The Dalai Lama has called for a denuclearised world and warned force would not solve the North Korean crisis.
Leaders are not using common sense, the Tibetan spiritual leader added, amid heightened tensions and military exercises.
He called for a century of peace.
"We must seriously make efforts, step-by-step, for a nuclear-free world," he said.
The Dalai Lama visited Londonderry in Northern Ireland for a charity event.
His intervention followed deepening tensions on the Korean Peninsula as Pyongyang steps up nuclear tests.
North Korea's nuclear weapons programme must be halted before it develops a ballistic missile capable of hitting London, according to the Defence Secretary.
Sir Michael Fallon has said war must be avoided "at all costs" and stressed the desire for a diplomatic solution, given that the dangers of a "miscalculation" triggering a military response against North Korea are "extremely great".
The United States is seeking a vote on a United Nations resolution which would impose the toughest-ever sanctions on North Korea.
The Dalai Lama said the emphasis should be placed on talks.
"To show force, I think, cannot solve the problem.
"Using this force will cause tremendous suffering, particularly South Korea, then to some extent I think Japan also.
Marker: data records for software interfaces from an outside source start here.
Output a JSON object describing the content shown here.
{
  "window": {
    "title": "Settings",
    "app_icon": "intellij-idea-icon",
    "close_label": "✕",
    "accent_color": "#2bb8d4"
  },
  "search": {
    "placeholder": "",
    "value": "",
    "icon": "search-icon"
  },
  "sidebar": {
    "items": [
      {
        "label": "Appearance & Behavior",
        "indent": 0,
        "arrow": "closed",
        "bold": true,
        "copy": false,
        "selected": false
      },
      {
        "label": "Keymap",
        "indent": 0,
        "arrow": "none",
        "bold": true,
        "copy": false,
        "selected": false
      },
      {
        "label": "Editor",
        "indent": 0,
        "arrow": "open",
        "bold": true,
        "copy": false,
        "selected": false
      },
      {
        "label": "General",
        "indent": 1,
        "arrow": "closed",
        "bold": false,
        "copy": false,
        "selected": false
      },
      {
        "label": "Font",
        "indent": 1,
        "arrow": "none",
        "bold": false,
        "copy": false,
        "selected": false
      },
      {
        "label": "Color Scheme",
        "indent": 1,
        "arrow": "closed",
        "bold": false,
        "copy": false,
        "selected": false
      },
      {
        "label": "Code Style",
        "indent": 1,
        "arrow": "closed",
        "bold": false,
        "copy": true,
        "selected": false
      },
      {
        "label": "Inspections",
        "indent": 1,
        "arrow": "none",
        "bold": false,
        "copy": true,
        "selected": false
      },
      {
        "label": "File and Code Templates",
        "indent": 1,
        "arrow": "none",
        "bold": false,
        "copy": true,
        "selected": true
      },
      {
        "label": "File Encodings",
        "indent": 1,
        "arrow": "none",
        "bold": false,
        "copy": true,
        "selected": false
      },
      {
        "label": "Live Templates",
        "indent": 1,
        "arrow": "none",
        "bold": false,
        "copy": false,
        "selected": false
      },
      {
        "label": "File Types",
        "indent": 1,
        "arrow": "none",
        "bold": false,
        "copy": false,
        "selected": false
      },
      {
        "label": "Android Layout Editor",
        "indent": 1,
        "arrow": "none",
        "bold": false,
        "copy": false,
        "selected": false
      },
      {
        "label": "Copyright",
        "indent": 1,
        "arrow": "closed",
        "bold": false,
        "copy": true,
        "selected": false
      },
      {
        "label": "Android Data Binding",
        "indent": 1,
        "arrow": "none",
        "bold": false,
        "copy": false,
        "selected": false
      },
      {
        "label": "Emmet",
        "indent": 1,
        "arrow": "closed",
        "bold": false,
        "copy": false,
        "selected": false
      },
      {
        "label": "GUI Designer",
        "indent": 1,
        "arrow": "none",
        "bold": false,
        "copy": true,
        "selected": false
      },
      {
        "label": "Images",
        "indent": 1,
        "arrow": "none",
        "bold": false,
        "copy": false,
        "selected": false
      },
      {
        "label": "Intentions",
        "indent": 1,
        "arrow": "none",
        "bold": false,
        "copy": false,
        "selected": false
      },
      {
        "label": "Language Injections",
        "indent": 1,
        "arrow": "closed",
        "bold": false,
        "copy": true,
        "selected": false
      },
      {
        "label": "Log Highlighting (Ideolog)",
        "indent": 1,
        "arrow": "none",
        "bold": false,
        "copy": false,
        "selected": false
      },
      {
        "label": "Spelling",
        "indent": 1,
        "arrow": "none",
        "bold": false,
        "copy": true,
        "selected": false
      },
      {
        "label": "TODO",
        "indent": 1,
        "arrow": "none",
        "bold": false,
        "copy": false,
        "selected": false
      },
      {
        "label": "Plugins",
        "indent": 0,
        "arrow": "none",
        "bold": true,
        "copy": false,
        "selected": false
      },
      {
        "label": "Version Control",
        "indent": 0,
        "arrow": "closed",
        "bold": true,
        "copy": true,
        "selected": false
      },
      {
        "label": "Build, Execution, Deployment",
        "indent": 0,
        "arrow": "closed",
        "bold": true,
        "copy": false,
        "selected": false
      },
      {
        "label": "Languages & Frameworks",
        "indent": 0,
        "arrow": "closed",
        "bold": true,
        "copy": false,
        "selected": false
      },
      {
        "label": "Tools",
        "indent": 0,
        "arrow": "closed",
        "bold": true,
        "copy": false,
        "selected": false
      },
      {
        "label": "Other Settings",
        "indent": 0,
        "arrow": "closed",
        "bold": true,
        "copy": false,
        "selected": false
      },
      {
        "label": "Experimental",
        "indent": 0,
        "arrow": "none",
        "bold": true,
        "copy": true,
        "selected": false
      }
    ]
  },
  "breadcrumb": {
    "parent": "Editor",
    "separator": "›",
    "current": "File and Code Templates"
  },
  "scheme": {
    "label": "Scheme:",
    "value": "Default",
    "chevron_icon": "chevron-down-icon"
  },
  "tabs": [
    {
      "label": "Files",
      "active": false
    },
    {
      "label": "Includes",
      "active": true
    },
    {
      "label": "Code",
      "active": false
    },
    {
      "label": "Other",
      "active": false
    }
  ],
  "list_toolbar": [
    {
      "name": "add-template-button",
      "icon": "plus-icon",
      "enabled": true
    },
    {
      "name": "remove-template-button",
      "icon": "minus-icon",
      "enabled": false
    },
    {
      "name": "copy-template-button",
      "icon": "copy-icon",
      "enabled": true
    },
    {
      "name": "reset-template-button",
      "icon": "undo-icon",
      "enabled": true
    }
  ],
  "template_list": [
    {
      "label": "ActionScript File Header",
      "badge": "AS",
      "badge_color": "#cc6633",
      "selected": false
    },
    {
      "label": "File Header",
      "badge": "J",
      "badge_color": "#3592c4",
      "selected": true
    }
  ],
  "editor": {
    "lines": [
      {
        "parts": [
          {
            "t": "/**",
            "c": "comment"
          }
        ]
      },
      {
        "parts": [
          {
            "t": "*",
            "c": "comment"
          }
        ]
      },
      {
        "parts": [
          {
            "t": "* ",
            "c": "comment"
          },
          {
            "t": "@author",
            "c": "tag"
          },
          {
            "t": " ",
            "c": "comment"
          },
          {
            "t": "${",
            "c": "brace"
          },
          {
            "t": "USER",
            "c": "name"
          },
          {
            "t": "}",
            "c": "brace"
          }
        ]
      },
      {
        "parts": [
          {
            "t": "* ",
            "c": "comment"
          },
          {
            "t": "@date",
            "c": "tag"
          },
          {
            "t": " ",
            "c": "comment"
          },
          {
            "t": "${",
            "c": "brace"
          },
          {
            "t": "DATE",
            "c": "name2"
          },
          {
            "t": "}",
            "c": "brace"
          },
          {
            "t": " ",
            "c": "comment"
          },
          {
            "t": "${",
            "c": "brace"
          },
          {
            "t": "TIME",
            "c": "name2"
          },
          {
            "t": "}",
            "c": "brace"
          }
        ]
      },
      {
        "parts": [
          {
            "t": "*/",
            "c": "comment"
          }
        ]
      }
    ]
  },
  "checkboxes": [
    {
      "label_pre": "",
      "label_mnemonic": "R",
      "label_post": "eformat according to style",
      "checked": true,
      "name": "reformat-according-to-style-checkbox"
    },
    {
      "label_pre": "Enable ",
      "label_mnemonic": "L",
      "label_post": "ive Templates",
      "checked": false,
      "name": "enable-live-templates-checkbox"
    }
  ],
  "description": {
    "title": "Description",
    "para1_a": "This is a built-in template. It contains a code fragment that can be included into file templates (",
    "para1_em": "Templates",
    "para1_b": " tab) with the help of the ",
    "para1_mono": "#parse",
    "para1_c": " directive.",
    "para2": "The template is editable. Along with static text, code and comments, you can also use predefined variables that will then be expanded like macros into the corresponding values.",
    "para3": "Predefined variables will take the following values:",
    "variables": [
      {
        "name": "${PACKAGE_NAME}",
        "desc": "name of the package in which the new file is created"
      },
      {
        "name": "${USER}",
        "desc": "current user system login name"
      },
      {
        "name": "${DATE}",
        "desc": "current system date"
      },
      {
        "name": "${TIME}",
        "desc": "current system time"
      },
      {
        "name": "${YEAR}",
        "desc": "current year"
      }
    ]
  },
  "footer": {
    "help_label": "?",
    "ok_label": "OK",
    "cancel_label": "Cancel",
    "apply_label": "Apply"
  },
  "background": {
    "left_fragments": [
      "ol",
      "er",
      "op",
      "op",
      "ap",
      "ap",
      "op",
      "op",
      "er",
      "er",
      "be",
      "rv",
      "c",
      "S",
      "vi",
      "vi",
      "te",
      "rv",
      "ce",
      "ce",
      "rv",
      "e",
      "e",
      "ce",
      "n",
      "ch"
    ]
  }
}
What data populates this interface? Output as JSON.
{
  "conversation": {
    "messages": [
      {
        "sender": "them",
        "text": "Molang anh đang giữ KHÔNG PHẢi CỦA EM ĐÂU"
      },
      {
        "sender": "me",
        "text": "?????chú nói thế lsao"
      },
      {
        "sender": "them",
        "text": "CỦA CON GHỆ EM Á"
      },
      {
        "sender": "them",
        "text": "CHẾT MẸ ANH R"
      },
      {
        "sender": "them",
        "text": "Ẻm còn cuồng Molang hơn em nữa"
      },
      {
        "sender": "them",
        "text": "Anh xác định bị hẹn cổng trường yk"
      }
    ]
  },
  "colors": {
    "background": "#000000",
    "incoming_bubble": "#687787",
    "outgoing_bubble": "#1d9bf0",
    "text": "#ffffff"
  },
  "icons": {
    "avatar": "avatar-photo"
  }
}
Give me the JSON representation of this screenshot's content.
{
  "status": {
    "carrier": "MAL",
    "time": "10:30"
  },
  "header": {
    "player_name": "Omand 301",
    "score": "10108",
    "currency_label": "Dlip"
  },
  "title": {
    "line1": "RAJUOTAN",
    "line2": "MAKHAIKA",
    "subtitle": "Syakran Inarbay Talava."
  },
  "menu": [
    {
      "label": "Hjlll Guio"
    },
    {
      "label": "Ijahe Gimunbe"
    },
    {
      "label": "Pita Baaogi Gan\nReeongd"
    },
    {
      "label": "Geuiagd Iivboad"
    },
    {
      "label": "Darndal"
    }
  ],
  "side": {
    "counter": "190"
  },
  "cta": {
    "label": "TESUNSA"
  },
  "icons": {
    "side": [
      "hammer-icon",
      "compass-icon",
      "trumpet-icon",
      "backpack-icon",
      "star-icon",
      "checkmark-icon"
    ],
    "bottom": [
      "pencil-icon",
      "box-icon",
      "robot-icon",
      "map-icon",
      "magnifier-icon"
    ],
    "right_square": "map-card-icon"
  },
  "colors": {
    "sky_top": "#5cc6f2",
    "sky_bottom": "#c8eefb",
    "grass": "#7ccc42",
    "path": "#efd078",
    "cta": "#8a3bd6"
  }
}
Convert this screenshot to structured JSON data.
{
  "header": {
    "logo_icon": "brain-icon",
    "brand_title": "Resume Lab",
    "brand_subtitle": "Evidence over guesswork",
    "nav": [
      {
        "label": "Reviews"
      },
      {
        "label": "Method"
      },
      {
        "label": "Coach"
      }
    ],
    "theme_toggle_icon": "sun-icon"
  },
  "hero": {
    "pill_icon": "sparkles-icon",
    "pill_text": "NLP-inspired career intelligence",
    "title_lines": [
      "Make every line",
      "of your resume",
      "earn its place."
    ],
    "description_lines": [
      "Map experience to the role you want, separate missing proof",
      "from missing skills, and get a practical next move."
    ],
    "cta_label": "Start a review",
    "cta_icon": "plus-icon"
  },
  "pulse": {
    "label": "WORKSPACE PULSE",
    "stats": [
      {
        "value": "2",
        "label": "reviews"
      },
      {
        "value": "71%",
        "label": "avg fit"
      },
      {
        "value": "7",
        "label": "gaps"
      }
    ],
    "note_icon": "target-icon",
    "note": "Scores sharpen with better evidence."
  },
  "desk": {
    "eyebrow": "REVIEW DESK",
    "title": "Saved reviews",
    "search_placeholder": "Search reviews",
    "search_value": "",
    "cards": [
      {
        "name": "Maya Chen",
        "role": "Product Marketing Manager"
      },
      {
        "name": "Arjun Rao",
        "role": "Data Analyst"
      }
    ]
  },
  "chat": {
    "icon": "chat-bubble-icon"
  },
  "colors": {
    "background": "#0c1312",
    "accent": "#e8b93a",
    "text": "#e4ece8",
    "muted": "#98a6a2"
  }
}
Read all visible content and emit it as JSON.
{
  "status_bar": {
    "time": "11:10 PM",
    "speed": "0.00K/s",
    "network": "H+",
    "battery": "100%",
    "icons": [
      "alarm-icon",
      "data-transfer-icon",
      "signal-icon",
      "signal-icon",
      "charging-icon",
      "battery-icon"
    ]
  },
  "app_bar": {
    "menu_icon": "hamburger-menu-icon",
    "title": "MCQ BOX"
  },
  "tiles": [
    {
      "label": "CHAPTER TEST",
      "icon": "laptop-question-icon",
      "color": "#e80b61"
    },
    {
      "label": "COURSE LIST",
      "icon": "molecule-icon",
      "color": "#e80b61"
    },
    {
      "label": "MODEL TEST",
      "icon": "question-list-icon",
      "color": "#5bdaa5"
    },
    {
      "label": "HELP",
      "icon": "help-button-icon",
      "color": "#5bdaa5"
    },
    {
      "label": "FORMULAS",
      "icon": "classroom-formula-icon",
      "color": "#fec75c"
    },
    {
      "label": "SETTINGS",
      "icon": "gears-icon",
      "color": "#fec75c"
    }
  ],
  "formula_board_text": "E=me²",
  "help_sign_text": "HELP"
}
"Unthinkable to use nuclear weapon, unthinkable, now we must seriously make effort step by step, for a nuclear-free world.
"Then eventually the weapons, I think this world should be a demilitarised world."
The 82-year-old said it would not be achieved within his lifetime.
"But it is our duty (to make) efforts to achieve (a) demilitarised world.
"A century of dialogue."
He called on US President Donald Trump to pay more attention to ecology.
The Dalai Lama said he was saddened by the US leaving the Paris climate accord.
"America, the most industrialised nation and the leading nation of free world, should take more active responsibility regarding ecology."